One way for the library’s trustees to make this task easier is to add any language pertaining to behavior, penalties, and consequences to your Acceptable Behavior Policy. By using ICfL’s Internet access policy templates "as is" and not adding any additional language, you can streamline the process of complying with I.C. 33-2741.

Every library should have an Acceptable Behavior Policy, so this is an opportunity to create one or to revise your existing Policy.

Having an Acceptable Behavior Policy enables the public library to maintain a safe and healthy environment in which library users and staff are free from harassment, intimidation, and threats to their safety and wellbeing.
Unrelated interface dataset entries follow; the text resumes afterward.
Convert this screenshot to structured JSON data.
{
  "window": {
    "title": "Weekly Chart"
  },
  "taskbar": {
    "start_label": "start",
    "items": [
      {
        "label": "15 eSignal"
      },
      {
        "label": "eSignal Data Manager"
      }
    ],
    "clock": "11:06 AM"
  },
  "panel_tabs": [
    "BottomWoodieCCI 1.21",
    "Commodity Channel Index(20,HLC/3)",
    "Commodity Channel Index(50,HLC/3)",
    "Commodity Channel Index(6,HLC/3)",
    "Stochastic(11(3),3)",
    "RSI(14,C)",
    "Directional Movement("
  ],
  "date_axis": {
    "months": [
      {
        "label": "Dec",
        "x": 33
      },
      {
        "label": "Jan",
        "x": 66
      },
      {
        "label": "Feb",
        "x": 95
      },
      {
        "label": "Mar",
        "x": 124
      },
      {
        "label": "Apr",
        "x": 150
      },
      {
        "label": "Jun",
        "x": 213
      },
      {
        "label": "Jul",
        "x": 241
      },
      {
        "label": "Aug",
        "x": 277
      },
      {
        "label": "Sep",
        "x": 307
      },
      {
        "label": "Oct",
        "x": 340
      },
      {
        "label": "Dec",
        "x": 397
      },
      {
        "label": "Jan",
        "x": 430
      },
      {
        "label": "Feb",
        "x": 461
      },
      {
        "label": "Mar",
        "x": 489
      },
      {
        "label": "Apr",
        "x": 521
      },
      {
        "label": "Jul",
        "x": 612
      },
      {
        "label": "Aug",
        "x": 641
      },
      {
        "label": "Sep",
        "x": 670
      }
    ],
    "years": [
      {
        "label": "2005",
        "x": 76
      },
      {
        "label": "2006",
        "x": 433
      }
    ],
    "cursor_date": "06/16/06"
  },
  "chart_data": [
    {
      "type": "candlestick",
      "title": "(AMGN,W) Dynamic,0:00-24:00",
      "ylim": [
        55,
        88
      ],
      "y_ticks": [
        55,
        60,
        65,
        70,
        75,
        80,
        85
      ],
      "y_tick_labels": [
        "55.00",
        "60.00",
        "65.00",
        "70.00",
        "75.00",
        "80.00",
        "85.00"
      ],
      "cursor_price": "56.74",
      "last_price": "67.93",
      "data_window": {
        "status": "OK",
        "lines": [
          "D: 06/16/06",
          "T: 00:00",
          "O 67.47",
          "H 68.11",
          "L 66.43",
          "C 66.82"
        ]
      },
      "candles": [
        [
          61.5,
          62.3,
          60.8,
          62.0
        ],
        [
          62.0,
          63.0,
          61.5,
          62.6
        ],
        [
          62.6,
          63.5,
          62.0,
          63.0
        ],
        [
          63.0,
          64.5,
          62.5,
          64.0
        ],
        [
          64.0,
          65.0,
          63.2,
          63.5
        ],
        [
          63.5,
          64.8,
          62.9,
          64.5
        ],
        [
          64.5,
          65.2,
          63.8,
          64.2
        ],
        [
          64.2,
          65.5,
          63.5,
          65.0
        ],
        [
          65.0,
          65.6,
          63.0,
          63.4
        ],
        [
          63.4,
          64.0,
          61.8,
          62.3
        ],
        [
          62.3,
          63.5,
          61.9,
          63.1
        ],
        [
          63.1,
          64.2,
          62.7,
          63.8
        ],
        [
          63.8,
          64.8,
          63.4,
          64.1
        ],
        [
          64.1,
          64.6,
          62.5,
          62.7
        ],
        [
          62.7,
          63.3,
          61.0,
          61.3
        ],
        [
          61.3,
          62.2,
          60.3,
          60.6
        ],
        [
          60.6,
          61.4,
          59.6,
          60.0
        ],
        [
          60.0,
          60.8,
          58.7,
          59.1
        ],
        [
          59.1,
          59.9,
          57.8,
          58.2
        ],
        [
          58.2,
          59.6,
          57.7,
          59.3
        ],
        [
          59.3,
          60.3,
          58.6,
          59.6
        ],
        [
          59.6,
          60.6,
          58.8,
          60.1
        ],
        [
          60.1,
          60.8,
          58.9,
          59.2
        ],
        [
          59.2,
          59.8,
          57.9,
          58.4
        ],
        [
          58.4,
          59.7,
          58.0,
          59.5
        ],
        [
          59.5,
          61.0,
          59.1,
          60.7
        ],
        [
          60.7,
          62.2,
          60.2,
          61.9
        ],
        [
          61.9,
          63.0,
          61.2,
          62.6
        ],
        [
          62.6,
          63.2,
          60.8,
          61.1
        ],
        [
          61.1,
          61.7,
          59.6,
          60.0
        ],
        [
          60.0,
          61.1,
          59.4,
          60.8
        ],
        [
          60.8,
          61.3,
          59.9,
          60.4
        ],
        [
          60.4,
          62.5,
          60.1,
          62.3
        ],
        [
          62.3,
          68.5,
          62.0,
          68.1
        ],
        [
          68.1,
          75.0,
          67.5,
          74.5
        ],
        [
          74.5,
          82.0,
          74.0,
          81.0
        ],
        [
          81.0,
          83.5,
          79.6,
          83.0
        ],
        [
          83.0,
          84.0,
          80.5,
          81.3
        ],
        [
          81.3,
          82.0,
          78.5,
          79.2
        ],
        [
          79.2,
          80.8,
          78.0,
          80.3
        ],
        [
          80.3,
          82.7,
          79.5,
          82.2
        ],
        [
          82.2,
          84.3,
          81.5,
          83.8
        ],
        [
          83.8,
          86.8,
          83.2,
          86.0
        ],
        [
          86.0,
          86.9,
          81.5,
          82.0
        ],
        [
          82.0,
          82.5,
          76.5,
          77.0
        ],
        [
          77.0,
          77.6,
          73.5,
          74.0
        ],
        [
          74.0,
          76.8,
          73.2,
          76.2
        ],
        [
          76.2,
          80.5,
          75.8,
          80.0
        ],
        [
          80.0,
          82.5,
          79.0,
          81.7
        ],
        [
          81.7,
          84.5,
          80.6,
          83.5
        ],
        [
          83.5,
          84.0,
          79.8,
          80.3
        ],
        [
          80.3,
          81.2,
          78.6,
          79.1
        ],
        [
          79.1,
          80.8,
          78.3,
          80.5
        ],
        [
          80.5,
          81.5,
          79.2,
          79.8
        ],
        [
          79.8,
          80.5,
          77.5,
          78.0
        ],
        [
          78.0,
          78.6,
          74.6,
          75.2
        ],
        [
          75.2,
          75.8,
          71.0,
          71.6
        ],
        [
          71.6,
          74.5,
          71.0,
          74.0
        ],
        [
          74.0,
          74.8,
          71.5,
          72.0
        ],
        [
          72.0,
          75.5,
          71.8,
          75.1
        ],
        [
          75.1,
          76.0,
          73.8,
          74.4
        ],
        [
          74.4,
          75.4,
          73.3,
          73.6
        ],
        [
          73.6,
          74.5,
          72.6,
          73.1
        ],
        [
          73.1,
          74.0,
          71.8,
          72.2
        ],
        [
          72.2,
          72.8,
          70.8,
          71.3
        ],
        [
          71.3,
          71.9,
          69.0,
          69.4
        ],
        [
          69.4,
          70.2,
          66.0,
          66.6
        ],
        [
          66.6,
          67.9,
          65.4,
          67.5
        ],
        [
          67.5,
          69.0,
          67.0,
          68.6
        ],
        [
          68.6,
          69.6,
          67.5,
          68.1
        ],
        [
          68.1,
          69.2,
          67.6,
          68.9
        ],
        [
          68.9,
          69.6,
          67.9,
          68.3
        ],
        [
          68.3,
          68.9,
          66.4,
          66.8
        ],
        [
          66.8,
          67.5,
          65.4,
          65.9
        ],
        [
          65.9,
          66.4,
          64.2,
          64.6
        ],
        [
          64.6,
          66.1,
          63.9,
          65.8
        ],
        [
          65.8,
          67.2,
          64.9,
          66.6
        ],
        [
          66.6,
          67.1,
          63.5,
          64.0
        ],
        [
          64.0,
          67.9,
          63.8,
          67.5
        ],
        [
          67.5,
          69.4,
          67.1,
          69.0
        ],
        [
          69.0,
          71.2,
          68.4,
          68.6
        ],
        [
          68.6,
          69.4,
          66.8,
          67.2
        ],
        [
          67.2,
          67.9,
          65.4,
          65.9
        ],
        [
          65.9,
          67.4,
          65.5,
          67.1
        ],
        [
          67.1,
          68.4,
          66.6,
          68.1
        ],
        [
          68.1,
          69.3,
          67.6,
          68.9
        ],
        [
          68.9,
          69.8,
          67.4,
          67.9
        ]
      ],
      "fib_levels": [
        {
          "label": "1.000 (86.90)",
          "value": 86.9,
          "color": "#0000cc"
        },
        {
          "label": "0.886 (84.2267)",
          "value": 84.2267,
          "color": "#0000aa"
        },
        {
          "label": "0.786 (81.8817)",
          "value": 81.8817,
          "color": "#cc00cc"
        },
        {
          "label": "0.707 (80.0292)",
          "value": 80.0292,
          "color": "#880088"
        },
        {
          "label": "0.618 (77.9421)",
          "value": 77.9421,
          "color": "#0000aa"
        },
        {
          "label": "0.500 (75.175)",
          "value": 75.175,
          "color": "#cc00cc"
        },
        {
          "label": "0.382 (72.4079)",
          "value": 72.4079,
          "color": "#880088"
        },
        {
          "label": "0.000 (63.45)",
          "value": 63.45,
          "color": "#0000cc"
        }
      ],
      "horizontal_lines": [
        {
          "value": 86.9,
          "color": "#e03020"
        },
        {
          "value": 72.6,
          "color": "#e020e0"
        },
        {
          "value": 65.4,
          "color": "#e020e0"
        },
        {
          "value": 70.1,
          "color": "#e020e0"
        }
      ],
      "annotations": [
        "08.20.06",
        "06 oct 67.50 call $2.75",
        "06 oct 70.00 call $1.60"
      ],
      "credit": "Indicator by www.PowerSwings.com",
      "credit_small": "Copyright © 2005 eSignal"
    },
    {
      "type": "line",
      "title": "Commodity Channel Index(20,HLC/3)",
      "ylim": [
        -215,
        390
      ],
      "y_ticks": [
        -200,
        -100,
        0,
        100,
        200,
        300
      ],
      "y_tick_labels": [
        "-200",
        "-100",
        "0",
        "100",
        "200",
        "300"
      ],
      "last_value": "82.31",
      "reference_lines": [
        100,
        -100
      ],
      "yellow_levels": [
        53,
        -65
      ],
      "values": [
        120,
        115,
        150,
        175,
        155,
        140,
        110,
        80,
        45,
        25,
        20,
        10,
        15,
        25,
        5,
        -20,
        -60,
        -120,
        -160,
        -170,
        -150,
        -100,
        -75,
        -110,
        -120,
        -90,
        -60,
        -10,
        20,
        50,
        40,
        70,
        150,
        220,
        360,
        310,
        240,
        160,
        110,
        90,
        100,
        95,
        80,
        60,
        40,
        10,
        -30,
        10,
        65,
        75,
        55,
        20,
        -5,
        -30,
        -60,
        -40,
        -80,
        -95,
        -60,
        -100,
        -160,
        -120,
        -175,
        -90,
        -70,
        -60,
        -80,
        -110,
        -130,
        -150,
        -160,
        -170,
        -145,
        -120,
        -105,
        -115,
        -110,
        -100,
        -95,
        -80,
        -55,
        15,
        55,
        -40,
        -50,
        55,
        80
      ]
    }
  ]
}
In order to protect all library users’ right of access to library facilities; to ensure the safety of users and staff; and to protect library resources and facilities from damage; the library’s board of trustees may impose reasonable restrictions on the time, place, or manner of library access. Including language that covers acceptable behavior when using the library’s public access computers and when accessing the Internet is an appropriate addition to your library’s Acceptable Behavior Policy.

For more information on the American Library Association’s Guidelines for the Development of Policies and Procedures Regarding User Behavior and Library Usage, see

Internet Filtering

In addition to having an Internet access policy in place, Idaho Code 33-2741 requires that technology protection measures (filters) be in place by October 1, 2012, to protect against visual depictions that are child pornography, obscenity, or harmful to minors. See I.C. 33-2741(7) for a definition of terms. The filters must be in place on computer workstations provided by the library and used by minors. Computers used by adults, but not by minors, may be filtered, but it is not required. Libraries should take care to use filters in accordance with the library’s mission.

Visit for more information about policies, Internet safety, and filters.